Your post really hit me. I had to change my definition of 'normal' years ago. I have good days, and I have bad days, but I am still mourning the loss of the person I was to the one I have become. I think maybe I am a better person now tho, than I was before I got sick.

While undergoing a treatment for Migraine in the hospital, I nearly died. I was always a positive person before then. Always enjoyed sunsets and walks in the woods and appreciated watching my children play and hearing their laughter.

That day changed me tho. I learned that you don't always get a second chance to do what you want, and that what you want to do is just as important as what someone else wants you to do.

Volunteering remind me that there are things I can STILL do despite my health. Without that part of my life I would be a mess.

I hope volunteering is high on your list of priorities, as we would miss you terribly if you left us. Speaking for myself, I would understand your reason if you felt the need for a 'leave of absence' tho.

When I was a kid I rode horses. My parents didn't understand or approve. I was given a special merit scholarship that was designed and given directly to me because the instructor saw such potential. At her request, I lived with her for the duration of my time at this prestigious school. I was very, very good at what I did. Unfortunately a kid needs family support and I had to quit. I was always told "you can do it later, when you're grown and on your own."

I never got that second chance. My bad health kicked in and I lost that opportunity forever. I will go to my grave wondering how far I could have gone. Part of me feels that this was another thing stolen from me in this whole process, and that is hard for me to wrap my brain around. It is one of the hardest things for me to forgive.
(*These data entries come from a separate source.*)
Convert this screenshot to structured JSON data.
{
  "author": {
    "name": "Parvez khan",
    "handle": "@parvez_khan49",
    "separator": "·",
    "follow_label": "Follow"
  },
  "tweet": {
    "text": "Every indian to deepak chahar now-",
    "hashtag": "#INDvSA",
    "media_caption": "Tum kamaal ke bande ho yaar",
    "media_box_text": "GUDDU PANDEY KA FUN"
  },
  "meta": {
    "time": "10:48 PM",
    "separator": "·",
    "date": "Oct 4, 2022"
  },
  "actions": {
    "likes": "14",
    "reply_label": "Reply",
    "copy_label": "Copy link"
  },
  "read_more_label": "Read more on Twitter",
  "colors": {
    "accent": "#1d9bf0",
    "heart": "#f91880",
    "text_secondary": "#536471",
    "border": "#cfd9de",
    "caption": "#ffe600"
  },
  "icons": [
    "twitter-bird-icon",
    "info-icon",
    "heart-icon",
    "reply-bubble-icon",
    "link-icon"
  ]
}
I learned to prioritize my life, on paper if necessary. This really helps me see things differently.

Don't put off the things that are terribly important to you. If you wonder now if you could have done it, you will probably always feel that way. You don't need that additional stress on top of all else you are undertaking.

We will all be anxiously waiting too see what you decide, but I for one hope you will keep up with us in the Migraine world to which you have added such insight and zest.

Ellen Schnakenberg
my Blog

MaxJerz said...

Ellen, thanks so much for your thoughts. I definitely will not be abandoning the Migraine community any time soon. All of you are too important to me to stop participating.

I hope to post an update in the next few days, but the brief version is this: I did resign from my AIA position. Among everything else I discussed in this post, I didn't want to give up my available time for blogging and keeping up with our community.

While I don't have much energy for volunteering with the architecture community, it is still very important to me that I'm an active part of the Migraine community.

Thanks again, everyone, for your comments!

Be well,
MJ

Laura said...

MJ, I'm LauraSue from Teri's forum. I know you're off the computer for a while, and I know this is an older post, but I just wanted to say that this post really rang a bell with me. I was also a high-functioning, successful professional. Now I can barely get out of bed. What the heck happened?! Oh, yeah, I got sick, just like you said. We can't expect to run marathons if we have broken legs, and we can't expect to do everything in life perfectly when we have migraine disease. Hang in there, sweetie, and know that you helped me today.

Fondly,
LauraSue